◆ **EXERCISE INSTRUCTIONS**:
All records below must be retyped exactly.

(DATA SHOWN)

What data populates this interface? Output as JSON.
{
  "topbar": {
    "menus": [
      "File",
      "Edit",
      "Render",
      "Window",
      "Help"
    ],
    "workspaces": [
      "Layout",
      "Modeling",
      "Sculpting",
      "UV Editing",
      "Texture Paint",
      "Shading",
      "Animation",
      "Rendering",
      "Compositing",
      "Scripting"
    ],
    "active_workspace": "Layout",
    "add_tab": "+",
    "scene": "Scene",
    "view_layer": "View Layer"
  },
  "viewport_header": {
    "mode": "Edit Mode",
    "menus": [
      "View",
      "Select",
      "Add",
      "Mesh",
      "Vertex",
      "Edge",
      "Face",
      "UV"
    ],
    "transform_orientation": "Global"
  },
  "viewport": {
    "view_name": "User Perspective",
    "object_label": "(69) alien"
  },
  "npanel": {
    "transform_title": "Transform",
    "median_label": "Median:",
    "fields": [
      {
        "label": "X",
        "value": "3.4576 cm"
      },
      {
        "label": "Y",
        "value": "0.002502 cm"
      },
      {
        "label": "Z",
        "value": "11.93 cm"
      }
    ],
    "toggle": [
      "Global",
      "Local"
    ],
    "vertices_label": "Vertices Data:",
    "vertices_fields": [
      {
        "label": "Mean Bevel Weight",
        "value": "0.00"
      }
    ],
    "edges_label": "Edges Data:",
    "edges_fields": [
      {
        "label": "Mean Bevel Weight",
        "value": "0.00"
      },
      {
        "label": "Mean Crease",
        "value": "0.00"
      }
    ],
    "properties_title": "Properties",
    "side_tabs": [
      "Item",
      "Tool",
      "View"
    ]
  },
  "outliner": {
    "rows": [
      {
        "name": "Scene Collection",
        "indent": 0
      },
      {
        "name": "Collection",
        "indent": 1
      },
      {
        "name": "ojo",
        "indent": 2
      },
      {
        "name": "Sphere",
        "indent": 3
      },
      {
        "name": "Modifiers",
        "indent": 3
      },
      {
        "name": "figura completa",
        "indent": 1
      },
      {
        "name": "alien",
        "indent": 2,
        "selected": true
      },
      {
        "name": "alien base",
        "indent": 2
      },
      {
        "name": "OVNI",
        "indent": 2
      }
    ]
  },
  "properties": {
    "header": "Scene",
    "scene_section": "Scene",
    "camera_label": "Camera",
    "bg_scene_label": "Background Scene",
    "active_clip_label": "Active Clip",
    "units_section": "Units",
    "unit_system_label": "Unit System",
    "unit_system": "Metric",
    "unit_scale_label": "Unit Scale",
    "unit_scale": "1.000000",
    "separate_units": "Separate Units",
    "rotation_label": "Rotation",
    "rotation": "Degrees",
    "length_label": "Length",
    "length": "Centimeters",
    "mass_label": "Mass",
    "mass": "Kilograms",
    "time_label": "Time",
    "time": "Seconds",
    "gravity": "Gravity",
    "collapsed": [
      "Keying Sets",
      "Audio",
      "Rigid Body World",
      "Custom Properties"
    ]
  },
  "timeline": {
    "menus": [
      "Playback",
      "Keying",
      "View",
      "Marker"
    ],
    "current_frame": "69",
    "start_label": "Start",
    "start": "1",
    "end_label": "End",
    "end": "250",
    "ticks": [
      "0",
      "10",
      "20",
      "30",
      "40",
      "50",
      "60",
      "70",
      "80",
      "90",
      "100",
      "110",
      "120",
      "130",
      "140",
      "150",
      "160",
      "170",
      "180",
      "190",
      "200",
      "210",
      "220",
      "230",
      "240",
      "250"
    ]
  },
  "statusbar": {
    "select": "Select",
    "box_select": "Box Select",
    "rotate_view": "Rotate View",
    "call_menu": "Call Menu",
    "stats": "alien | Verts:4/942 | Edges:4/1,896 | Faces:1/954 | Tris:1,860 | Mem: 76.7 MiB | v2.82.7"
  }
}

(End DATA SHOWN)

◆ **EXPECTED ANSWER**:
What data populates this interface? Output as JSON.
{
  "topbar": {
    "menus": [
      "File",
      "Edit",
      "Render",
      "Window",
      "Help"
    ],
    "workspaces": [
      "Layout",
      "Modeling",
      "Sculpting",
      "UV Editing",
      "Texture Paint",
      "Shading",
      "Animation",
      "Rendering",
      "Compositing",
      "Scripting"
    ],
    "active_workspace": "Layout",
    "add_tab": "+",
    "scene": "Scene",
    "view_layer": "View Layer"
  },
  "viewport_header": {
    "mode": "Edit Mode",
    "menus": [
      "View",
      "Select",
      "Add",
      "Mesh",
      "Vertex",
      "Edge",
      "Face",
      "UV"
    ],
    "transform_orientation": "Global"
  },
  "viewport": {
    "view_name": "User Perspective",
    "object_label": "(69) alien"
  },
  "npanel": {
    "transform_title": "Transform",
    "median_label": "Median:",
    "fields": [
      {
        "label": "X",
        "value": "3.4576 cm"
      },
      {
        "label": "Y",
        "value": "0.002502 cm"
      },
      {
        "label": "Z",
        "value": "11.93 cm"
      }
    ],
    "toggle": [
      "Global",
      "Local"
    ],
    "vertices_label": "Vertices Data:",
    "vertices_fields": [
      {
        "label": "Mean Bevel Weight",
        "value": "0.00"
      }
    ],
    "edges_label": "Edges Data:",
    "edges_fields": [
      {
        "label": "Mean Bevel Weight",
        "value": "0.00"
      },
      {
        "label": "Mean Crease",
        "value": "0.00"
      }
    ],
    "properties_title": "Properties",
    "side_tabs": [
      "Item",
      "Tool",
      "View"
    ]
  },
  "outliner": {
    "rows": [
      {
        "name": "Scene Collection",
        "indent": 0
      },
      {
        "name": "Collection",
        "indent": 1
      },
      {
        "name": "ojo",
        "indent": 2
      },
      {
        "name": "Sphere",
        "indent": 3
      },
      {
        "name": "Modifiers",
        "indent": 3
      },
      {
        "name": "figura completa",
        "indent": 1
      },
      {
        "name": "alien",
        "indent": 2,
        "selected": true
      },
      {
        "name": "alien base",
        "indent": 2
      },
      {
        "name": "OVNI",
        "indent": 2
      }
    ]
  },
  "properties": {
    "header": "Scene",
    "scene_section": "Scene",
    "camera_label": "Camera",
    "bg_scene_label": "Background Scene",
    "active_clip_label": "Active Clip",
    "units_section": "Units",
    "unit_system_label": "Unit System",
    "unit_system": "Metric",
    "unit_scale_label": "Unit Scale",
    "unit_scale": "1.000000",
    "separate_units": "Separate Units",
    "rotation_label": "Rotation",
    "rotation": "Degrees",
    "length_label": "Length",
    "length": "Centimeters",
    "mass_label": "Mass",
    "mass": "Kilograms",
    "time_label": "Time",
    "time": "Seconds",
    "gravity": "Gravity",
    "collapsed": [
      "Keying Sets",
      "Audio",
      "Rigid Body World",
      "Custom Properties"
    ]
  },
  "timeline": {
    "menus": [
      "Playback",
      "Keying",
      "View",
      "Marker"
    ],
    "current_frame": "69",
    "start_label": "Start",
    "start": "1",
    "end_label": "End",
    "end": "250",
    "ticks": [
      "0",
      "10",
      "20",
      "30",
      "40",
      "50",
      "60",
      "70",
      "80",
      "90",
      "100",
      "110",
      "120",
      "130",
      "140",
      "150",
      "160",
      "170",
      "180",
      "190",
      "200",
      "210",
      "220",
      "230",
      "240",
      "250"
    ]
  },
  "statusbar": {
    "select": "Select",
    "box_select": "Box Select",
    "rotate_view": "Rotate View",
    "call_menu": "Call Menu",
    "stats": "alien | Verts:4/942 | Edges:4/1,896 | Faces:1/954 | Tris:1,860 | Mem: 76.7 MiB | v2.82.7"
  }
}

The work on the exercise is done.